What can Greek Myths Teach Us About Our Ideals?

The interesting thing about the Greeks is that they view themselves one way, but their actual behaviors tend to be another way. Take the case of the Athenians. People living in Athens actually fell into three distinct classes. There is the nobility; and there are the free people; and then there are the slaves.

If you have ever studied classical Greek mythology and Greek society, in particular, this information would probably have escaped you because you would be taken in by all these amazing philosophies as well as amazing intellectual work. However, that intellectual body of work requires funding. People can’t just normally drop everything and simply write philosophy. Somebody has to pay for that, and this is where the slave society comes in.

It really is a leisure society where only a relatively small fraction of the population had the luxury of sitting around in an open area talking about philosophy and matters of the mind. All the hard, back-breaking labor to put food on the table and keep a roof over your head as well as keep you safe from invaders were done primarily by slaves. I bring up this dichotomy because this is, in my opinion, the biggest lesson Greeks can teach us.
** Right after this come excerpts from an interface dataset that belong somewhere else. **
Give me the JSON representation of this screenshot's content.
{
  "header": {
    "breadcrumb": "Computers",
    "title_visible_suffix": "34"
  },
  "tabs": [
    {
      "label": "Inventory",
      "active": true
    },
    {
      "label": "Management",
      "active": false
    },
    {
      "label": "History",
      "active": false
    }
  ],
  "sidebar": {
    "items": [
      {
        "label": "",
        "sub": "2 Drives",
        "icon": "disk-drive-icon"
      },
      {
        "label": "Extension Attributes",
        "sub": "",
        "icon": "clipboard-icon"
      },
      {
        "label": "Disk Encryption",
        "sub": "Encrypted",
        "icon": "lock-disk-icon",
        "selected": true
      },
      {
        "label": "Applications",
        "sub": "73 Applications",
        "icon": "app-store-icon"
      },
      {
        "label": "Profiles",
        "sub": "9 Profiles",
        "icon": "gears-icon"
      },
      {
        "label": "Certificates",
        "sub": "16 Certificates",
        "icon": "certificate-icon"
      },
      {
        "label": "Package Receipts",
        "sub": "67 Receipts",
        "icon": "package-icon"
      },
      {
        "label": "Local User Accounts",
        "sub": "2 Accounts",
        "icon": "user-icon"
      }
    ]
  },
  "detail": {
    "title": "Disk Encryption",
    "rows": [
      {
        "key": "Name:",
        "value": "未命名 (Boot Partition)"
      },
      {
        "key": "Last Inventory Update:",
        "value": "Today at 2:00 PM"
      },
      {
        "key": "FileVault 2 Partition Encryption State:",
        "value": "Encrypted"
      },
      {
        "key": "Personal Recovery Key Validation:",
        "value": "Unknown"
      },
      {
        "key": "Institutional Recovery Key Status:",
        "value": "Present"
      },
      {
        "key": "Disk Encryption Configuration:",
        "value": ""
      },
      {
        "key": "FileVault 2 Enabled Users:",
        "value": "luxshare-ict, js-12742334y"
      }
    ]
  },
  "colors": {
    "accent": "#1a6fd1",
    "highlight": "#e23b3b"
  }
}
When we look at their mythology, we realize that there is often a disconnect between how the Greeks think of themselves, how they’re perceived by other people and how they actually behave and think. These three identities, if you will, are disconnected from each other.
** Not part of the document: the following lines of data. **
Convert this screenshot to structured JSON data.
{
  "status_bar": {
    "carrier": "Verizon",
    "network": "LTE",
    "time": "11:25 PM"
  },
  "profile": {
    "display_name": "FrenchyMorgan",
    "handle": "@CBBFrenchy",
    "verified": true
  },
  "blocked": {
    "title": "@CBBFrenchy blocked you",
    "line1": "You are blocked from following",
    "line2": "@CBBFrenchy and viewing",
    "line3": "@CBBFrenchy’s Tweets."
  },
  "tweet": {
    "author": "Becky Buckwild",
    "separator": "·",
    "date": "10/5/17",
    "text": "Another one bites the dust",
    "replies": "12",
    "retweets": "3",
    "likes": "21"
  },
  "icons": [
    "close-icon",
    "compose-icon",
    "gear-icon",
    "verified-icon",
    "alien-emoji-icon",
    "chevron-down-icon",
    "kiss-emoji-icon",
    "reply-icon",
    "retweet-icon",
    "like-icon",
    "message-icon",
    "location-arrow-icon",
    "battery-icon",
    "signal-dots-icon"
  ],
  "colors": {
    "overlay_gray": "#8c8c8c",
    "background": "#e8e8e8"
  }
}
Believe it or not, that’s how most people are. In our minds, we are basically at the top of the world. We are doing the right thing. We’re putting up the good fight. We have the right ideals. However, when you look at how people actually behave as well as the stories they tell themselves, a completely different picture emerges. This is the main lesson Greek myths have to offer to us.

If you think about it, it’s a cautionary tale. The moral of the story is if you want real progress, then you have to be willing to get real. In other words, stop looking at your present reality based on the ideals you are reading into facts. Look at them for what they are. Appreciate them based on how they really are because you’d be surprised as to how disconnected your ideal vision or overarching philosophy and mission/vision statement as a culture to how things truly play out on the ground.

If you need a modern example of this, you just look at America after the Vietnam War. If you ask the typical American, they have a distinct American-centered view of their country’s impact on the rest of the world as well as history. They are the torch bearers of freedom. That is not an uncommon description of how Americans see themselves, or they are the Vanguards of human rights. However, if you look at how the US Government has actually performed, a totally different picture emerges.

So, this disconnect in Greek mythology between theory, and practice still resonates to this time and day.